On Friday afternoon, Dave Shananaquet was in the luncheon line to sample Indigenous Chef Crystal Wahpepah’s smoked elk on a blue corn tostada shell. Native News Online photo by Levi Rickert
Published April 27, 2019
DOWAGIAC, Mich. — There is a movement in Indian Country to provide healthier foods into the daily diets of daily lives of American Indians and Alaska Natives. Some 600 people over the course of four days came to Dowagiac, Michigan, the home of the Pokagon Band of Potawatomi Indians. The Pokagon Band hosted the Great Lakes Intertribal Food Summit with the Intertribal Agriculture Council and the Native American Food Sovereignty Alliance.
The Great Lakes Intertribal Food Summit is a regional, traveling summit brings together several hundred Native farmers, ranchers, gardeners, chefs, businesses, policymakers, tribal agriculture staff, Native non-profits working in agriculture, food producers and tribal leaders to share and learn together around traditional food and agriculture, and food sovereignty.

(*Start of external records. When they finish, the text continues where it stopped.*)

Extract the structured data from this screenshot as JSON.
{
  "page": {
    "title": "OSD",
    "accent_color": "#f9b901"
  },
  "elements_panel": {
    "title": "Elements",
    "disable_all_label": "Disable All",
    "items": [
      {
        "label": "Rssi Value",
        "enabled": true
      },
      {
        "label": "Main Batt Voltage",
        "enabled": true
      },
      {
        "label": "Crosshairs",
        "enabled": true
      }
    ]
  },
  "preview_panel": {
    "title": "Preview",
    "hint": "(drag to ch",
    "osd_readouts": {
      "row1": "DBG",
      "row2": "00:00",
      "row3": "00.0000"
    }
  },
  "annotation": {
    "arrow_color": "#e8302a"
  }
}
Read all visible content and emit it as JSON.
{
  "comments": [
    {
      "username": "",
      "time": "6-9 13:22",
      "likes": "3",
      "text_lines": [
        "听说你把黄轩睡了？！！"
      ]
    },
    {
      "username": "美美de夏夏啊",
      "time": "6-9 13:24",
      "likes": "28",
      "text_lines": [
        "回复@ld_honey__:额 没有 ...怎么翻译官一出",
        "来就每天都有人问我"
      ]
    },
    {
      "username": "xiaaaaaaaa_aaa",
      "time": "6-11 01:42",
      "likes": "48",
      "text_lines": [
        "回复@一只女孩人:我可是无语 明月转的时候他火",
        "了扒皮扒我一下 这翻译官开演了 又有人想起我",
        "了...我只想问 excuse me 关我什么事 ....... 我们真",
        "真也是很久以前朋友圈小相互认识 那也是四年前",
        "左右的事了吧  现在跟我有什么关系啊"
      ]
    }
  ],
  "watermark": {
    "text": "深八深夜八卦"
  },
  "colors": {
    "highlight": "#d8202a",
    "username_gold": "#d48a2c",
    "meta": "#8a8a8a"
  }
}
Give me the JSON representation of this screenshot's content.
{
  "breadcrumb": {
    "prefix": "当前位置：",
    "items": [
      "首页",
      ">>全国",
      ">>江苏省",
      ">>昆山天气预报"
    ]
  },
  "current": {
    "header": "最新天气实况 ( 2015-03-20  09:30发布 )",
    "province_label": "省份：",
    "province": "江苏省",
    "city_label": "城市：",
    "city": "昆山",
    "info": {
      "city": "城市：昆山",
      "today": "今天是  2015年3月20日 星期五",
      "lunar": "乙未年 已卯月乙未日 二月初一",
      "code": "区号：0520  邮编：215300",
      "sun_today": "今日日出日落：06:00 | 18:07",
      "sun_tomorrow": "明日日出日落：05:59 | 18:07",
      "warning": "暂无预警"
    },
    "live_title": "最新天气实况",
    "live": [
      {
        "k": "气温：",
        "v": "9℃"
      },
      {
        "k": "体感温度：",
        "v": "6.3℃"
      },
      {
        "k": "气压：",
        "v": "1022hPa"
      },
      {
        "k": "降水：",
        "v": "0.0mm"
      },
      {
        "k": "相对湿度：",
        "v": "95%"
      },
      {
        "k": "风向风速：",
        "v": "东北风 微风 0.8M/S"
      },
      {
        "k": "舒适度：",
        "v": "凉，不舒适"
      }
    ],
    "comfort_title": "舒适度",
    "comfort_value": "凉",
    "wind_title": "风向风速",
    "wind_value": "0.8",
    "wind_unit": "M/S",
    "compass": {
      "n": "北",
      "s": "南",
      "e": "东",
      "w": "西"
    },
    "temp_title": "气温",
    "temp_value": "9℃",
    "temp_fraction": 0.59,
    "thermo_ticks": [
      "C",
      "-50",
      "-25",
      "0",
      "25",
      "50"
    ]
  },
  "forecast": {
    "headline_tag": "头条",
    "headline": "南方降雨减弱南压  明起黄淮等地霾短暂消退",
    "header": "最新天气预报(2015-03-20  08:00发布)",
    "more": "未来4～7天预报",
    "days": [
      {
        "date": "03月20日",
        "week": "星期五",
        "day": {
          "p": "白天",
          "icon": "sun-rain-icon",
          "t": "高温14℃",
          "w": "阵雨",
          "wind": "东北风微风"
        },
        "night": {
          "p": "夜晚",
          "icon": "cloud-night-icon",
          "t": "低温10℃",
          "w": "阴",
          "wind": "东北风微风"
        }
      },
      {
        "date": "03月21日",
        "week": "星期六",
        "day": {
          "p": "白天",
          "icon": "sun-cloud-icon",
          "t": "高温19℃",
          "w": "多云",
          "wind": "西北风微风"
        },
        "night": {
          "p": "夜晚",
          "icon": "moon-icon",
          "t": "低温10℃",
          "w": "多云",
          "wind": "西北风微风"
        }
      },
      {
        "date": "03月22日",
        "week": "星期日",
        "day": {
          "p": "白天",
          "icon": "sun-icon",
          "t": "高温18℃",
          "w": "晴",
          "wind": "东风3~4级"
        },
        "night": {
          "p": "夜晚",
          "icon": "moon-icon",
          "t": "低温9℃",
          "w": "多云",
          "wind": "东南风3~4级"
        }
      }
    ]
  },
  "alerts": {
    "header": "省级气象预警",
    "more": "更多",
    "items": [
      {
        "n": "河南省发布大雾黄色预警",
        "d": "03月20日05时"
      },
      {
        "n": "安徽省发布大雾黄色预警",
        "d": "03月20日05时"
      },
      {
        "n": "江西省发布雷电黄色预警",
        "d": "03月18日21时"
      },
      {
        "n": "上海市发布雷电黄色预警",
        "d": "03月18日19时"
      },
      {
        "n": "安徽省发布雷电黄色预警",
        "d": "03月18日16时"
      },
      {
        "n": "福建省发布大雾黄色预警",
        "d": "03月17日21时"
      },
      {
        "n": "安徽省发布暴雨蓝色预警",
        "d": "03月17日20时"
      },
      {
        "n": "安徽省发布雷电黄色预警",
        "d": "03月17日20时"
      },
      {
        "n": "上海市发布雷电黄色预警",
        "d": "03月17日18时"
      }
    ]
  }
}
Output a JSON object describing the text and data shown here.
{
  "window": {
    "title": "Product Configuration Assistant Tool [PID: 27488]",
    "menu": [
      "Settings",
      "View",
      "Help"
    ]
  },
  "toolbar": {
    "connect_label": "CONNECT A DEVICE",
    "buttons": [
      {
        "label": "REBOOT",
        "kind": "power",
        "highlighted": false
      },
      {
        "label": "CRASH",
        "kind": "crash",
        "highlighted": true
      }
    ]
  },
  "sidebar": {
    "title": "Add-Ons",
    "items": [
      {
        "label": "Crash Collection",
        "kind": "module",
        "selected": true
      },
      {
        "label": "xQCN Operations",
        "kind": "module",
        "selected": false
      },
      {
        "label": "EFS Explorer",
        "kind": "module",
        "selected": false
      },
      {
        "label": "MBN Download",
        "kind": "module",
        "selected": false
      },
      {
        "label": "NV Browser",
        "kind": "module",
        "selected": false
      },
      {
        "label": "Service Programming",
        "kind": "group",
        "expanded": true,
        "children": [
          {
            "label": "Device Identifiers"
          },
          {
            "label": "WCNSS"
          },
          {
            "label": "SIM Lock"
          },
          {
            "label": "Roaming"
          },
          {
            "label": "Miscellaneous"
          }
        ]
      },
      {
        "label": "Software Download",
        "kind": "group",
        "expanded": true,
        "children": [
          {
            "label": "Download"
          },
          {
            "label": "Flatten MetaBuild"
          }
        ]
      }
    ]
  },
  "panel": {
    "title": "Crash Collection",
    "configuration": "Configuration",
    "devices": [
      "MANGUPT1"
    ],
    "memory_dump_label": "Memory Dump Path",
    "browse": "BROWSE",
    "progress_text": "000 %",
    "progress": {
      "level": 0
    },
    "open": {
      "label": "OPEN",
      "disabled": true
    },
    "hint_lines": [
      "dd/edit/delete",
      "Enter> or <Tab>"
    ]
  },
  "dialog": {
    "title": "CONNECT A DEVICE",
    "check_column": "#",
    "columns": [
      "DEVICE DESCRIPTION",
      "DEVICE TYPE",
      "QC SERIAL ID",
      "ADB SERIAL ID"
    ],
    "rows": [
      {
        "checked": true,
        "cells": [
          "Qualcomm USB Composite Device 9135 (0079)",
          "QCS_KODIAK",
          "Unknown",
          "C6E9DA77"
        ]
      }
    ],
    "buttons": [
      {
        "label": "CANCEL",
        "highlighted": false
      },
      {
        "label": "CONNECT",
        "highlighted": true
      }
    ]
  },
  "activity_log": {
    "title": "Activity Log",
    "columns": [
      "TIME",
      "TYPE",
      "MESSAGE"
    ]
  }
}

Indigenous Chef Crystal Wahpepah (Kickapoo), from Oakland, California, was responsible for Friday’s luncheon where she and her crew fed almost 500 people within 30 minutes. She served up blue corn tostada’s with either smoked elk or white fish, accompanied with black beans, cactus salad and wild rice tea.
Wahpepah, the owner of Wahpepah’s Kitchen, is a popular caterer in the San Francisco Bay area. She serves as the brand ambassador for Advanced Proteins Solutions, a company owned by the Little River Band of Ottawa Indians’ economic development corporation Little River Holdings, LLC, located in Manistee, Michigan.
“I cook from the heart so you can have a taste of my home in your home,” Wahpepah said.
Indigenous Chef Crystal Wahpepah with her smoked elk. Native News Online photo by Levi Rickert
Indigenous chefs Sean Sherman (Oglala Sioux Tribe) and Crystal Wahpepah (Kickapoo). Native News Online photo by Levi Rickert
Indigenous Chef Crystal Wahpepah with trays of cactus salad. Native News Online photo by Levi Rickert
Several indigenous chefs cooked outside on a nice Michigan spring day. Native News Online photo by Levi Rickert
Dine’ Indigenous Chef Brian Yazzie (left) stirring his soup. Native News Online photo by Levi Rickert
Yazzie’s red chili tepary bean soup simmers over a fire. Native News Online photo by Levi Rickert
Indigenous Chefs Elenna Terry, Brian Yazzie, Charles Catchpole and Josh Nez. Native News Online photo by Arthur Jacobs
Former Ho-Chunk Nation Chairman Jon Greendeer (right) taught workshops on preserving deer hides. Native News Online photo by Levi Rickert
Pokagon Band of Potawatomi Indians co-hosted the Great Lakes Intertribal Food Summit. Native News Online photo by Levi Rickert